### WHAT IS REQUIRED
Retype all of the data word for word, without pictures.

### ENTRIES SHOWN

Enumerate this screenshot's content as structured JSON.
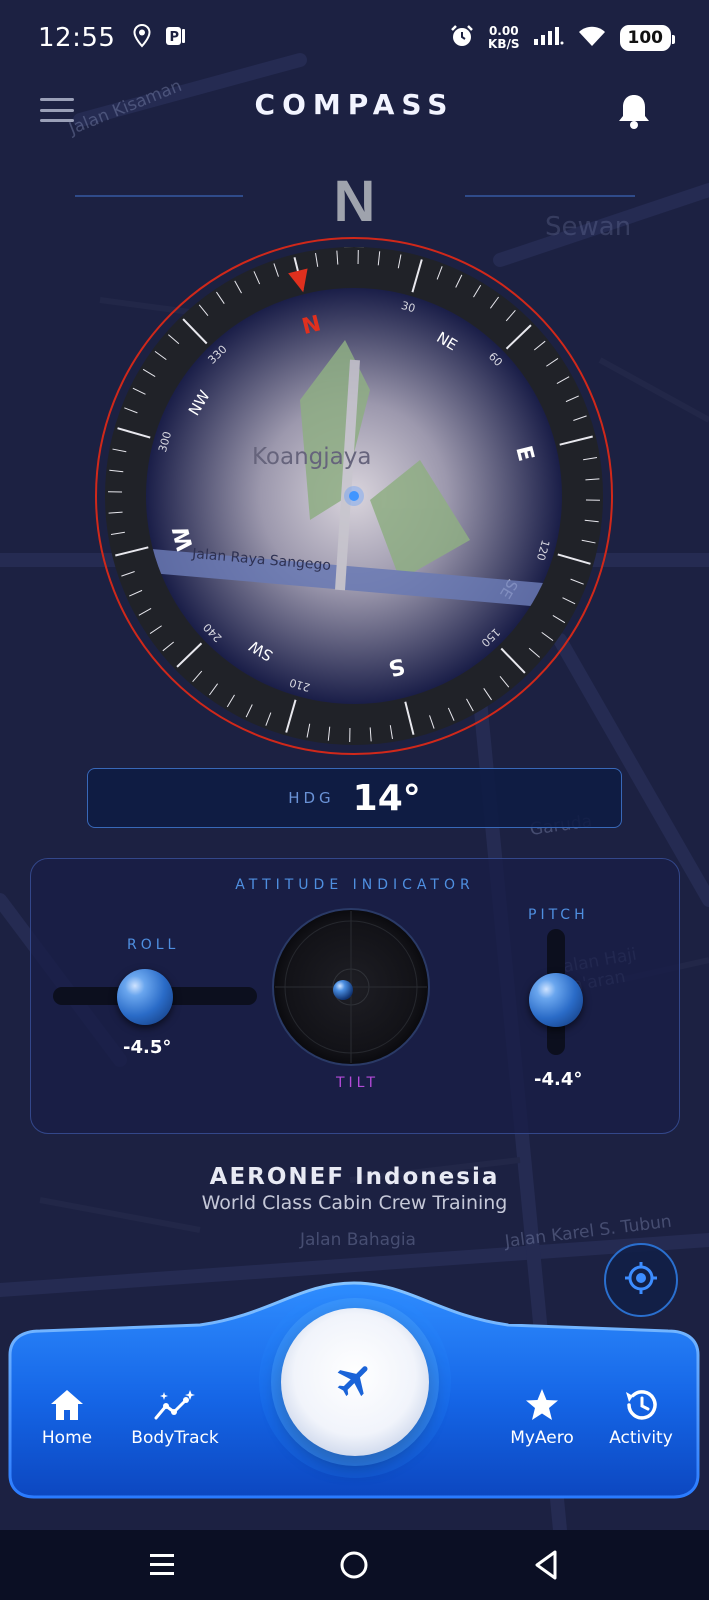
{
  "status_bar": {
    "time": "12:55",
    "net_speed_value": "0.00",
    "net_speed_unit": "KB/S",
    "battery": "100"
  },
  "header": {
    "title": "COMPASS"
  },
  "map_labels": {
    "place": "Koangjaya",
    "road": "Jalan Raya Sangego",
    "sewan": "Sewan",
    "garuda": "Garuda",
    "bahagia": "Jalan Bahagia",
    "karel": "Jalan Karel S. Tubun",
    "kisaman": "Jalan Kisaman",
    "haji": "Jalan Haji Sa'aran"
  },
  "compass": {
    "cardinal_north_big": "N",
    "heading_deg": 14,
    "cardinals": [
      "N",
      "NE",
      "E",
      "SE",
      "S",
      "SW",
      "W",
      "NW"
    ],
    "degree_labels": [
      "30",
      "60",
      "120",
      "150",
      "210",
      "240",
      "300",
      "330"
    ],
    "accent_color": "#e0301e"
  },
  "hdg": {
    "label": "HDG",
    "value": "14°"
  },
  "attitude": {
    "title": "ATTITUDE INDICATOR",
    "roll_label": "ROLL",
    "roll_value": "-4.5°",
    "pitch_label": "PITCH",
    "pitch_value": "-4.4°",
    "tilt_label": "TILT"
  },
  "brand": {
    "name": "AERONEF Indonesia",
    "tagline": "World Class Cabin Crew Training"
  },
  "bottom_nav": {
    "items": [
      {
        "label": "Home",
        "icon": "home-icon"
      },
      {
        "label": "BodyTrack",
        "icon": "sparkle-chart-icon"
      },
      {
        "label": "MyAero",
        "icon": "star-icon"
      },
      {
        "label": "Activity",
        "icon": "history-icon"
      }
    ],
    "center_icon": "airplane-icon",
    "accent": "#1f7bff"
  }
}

### WRITTEN ANSWER
Enumerate this screenshot's content as structured JSON.
{
  "status_bar": {
    "time": "12:55",
    "net_speed_value": "0.00",
    "net_speed_unit": "KB/S",
    "battery": "100"
  },
  "header": {
    "title": "COMPASS"
  },
  "map_labels": {
    "place": "Koangjaya",
    "road": "Jalan Raya Sangego",
    "sewan": "Sewan",
    "garuda": "Garuda",
    "bahagia": "Jalan Bahagia",
    "karel": "Jalan Karel S. Tubun",
    "kisaman": "Jalan Kisaman",
    "haji": "Jalan Haji Sa'aran"
  },
  "compass": {
    "cardinal_north_big": "N",
    "heading_deg": 14,
    "cardinals": [
      "N",
      "NE",
      "E",
      "SE",
      "S",
      "SW",
      "W",
      "NW"
    ],
    "degree_labels": [
      "30",
      "60",
      "120",
      "150",
      "210",
      "240",
      "300",
      "330"
    ],
    "accent_color": "#e0301e"
  },
  "hdg": {
    "label": "HDG",
    "value": "14°"
  },
  "attitude": {
    "title": "ATTITUDE INDICATOR",
    "roll_label": "ROLL",
    "roll_value": "-4.5°",
    "pitch_label": "PITCH",
    "pitch_value": "-4.4°",
    "tilt_label": "TILT"
  },
  "brand": {
    "name": "AERONEF Indonesia",
    "tagline": "World Class Cabin Crew Training"
  },
  "bottom_nav": {
    "items": [
      {
        "label": "Home",
        "icon": "home-icon"
      },
      {
        "label": "BodyTrack",
        "icon": "sparkle-chart-icon"
      },
      {
        "label": "MyAero",
        "icon": "star-icon"
      },
      {
        "label": "Activity",
        "icon": "history-icon"
      }
    ],
    "center_icon": "airplane-icon",
    "accent": "#1f7bff"
  }
}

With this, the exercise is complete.